_WHAT YOU ARE ASKED TO DO_
All of the records must come back exactly as they were given.

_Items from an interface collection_
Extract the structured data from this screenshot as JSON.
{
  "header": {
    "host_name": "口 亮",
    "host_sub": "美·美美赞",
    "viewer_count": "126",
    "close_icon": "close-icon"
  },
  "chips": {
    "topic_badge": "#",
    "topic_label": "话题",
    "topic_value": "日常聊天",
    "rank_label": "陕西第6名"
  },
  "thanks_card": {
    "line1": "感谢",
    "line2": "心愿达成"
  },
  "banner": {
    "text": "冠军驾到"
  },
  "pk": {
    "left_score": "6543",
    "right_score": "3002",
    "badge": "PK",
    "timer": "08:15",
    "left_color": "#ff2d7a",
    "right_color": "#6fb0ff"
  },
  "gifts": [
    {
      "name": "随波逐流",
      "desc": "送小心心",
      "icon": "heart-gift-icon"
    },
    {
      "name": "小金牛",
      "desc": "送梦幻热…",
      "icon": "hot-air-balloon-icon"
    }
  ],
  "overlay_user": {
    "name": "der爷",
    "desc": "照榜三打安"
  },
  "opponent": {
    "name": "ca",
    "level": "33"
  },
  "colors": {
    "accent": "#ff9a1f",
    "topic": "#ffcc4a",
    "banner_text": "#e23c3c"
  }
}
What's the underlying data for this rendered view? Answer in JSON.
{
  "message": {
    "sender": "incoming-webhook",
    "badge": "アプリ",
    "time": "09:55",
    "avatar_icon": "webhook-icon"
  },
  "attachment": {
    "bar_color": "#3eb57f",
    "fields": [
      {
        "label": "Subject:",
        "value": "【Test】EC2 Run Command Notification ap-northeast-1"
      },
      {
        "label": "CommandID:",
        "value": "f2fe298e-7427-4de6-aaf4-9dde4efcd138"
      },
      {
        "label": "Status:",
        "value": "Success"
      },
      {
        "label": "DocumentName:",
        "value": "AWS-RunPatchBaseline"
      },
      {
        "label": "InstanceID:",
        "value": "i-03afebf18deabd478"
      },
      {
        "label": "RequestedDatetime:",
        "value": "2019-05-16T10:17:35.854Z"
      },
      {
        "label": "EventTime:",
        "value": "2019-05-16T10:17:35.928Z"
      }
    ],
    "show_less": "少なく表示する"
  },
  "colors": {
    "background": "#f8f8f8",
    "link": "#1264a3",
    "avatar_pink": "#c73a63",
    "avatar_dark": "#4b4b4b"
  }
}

_TASK SOLUTION_
Extract the structured data from this screenshot as JSON.
{
  "header": {
    "host_name": "口 亮",
    "host_sub": "美·美美赞",
    "viewer_count": "126",
    "close_icon": "close-icon"
  },
  "chips": {
    "topic_badge": "#",
    "topic_label": "话题",
    "topic_value": "日常聊天",
    "rank_label": "陕西第6名"
  },
  "thanks_card": {
    "line1": "感谢",
    "line2": "心愿达成"
  },
  "banner": {
    "text": "冠军驾到"
  },
  "pk": {
    "left_score": "6543",
    "right_score": "3002",
    "badge": "PK",
    "timer": "08:15",
    "left_color": "#ff2d7a",
    "right_color": "#6fb0ff"
  },
  "gifts": [
    {
      "name": "随波逐流",
      "desc": "送小心心",
      "icon": "heart-gift-icon"
    },
    {
      "name": "小金牛",
      "desc": "送梦幻热…",
      "icon": "hot-air-balloon-icon"
    }
  ],
  "overlay_user": {
    "name": "der爷",
    "desc": "照榜三打安"
  },
  "opponent": {
    "name": "ca",
    "level": "33"
  },
  "colors": {
    "accent": "#ff9a1f",
    "topic": "#ffcc4a",
    "banner_text": "#e23c3c"
  }
}
What's the underlying data for this rendered view? Answer in JSON.
{
  "message": {
    "sender": "incoming-webhook",
    "badge": "アプリ",
    "time": "09:55",
    "avatar_icon": "webhook-icon"
  },
  "attachment": {
    "bar_color": "#3eb57f",
    "fields": [
      {
        "label": "Subject:",
        "value": "【Test】EC2 Run Command Notification ap-northeast-1"
      },
      {
        "label": "CommandID:",
        "value": "f2fe298e-7427-4de6-aaf4-9dde4efcd138"
      },
      {
        "label": "Status:",
        "value": "Success"
      },
      {
        "label": "DocumentName:",
        "value": "AWS-RunPatchBaseline"
      },
      {
        "label": "InstanceID:",
        "value": "i-03afebf18deabd478"
      },
      {
        "label": "RequestedDatetime:",
        "value": "2019-05-16T10:17:35.854Z"
      },
      {
        "label": "EventTime:",
        "value": "2019-05-16T10:17:35.928Z"
      }
    ],
    "show_less": "少なく表示する"
  },
  "colors": {
    "background": "#f8f8f8",
    "link": "#1264a3",
    "avatar_pink": "#c73a63",
    "avatar_dark": "#4b4b4b"
  }
}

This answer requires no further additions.